Hyperosmolar hyperglycemic state: a historic review of the clinical presentation, diagnosis, and treatment

Diabetes Care. 2014 Nov;37(11):3124-31. doi: 10.2337/dc14-0984.


The hyperosmolar hyperglycemic state (HHS) is the most serious acute hyperglycemic emergency in patients with type 2 diabetes. von Frerichs and Dreschfeld described the first cases of HHS in the 1880s in patients with an "unusual diabetic coma" characterized by severe hyperglycemia and glycosuria in the absence of Kussmaul breathing, with a fruity breath odor or positive acetone test in the urine. Current diagnostic HHS criteria include a plasma glucose level >600 mg/dL and increased effective plasma osmolality >320 mOsm/kg in the absence of ketoacidosis. The incidence of HHS is estimated to be <1% of hospital admissions of patients with diabetes.
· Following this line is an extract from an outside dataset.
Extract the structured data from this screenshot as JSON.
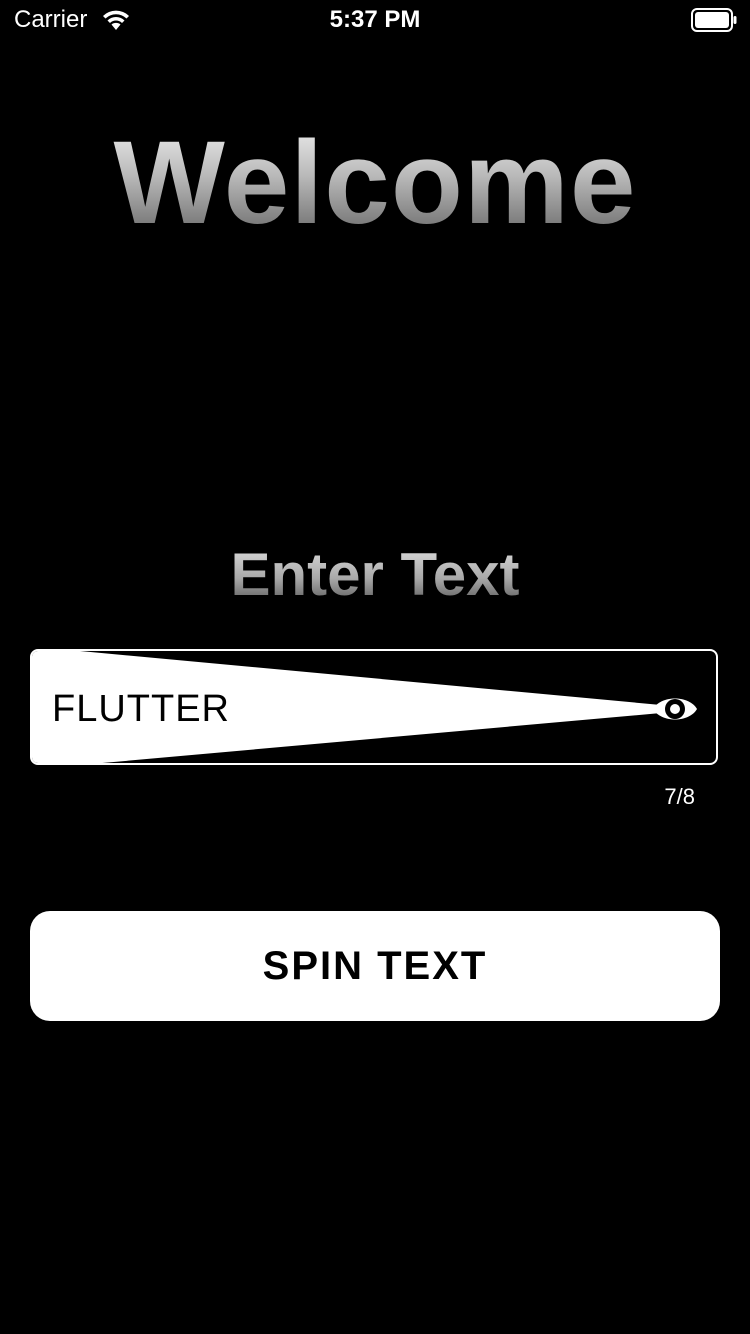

The reported mortality is between 10 and 20%, which is about 10 times higher than the mortality rate in patients with diabetic ketoacidosis (DKA). Despite the severity of this condition, no prospective, randomized studies have determined best treatment strategies in patients with HHS, and its management has largely been extrapolated from studies of patients with DKA. There are many unresolved questions that need to be addressed in prospective clinical trials regarding the pathogenesis and treatment of pediatric and adult patients with HHS.

Publication types

  • Review

MeSH terms

  • Adult
  • Animals
  • Child
  • Diabetes Mellitus, Type 2 / complications*
  • Diabetic Ketoacidosis / mortality
  • Glycosuria / etiology*
  • Glycosuria / physiopathology
  • Humans
  • Hyperglycemic Hyperosmolar Nonketotic Coma* / diagnosis
  • Hyperglycemic Hyperosmolar Nonketotic Coma* / physiopathology
  • Hyperglycemic Hyperosmolar Nonketotic Coma* / therapy
  • Incidence
  • Osmolar Concentration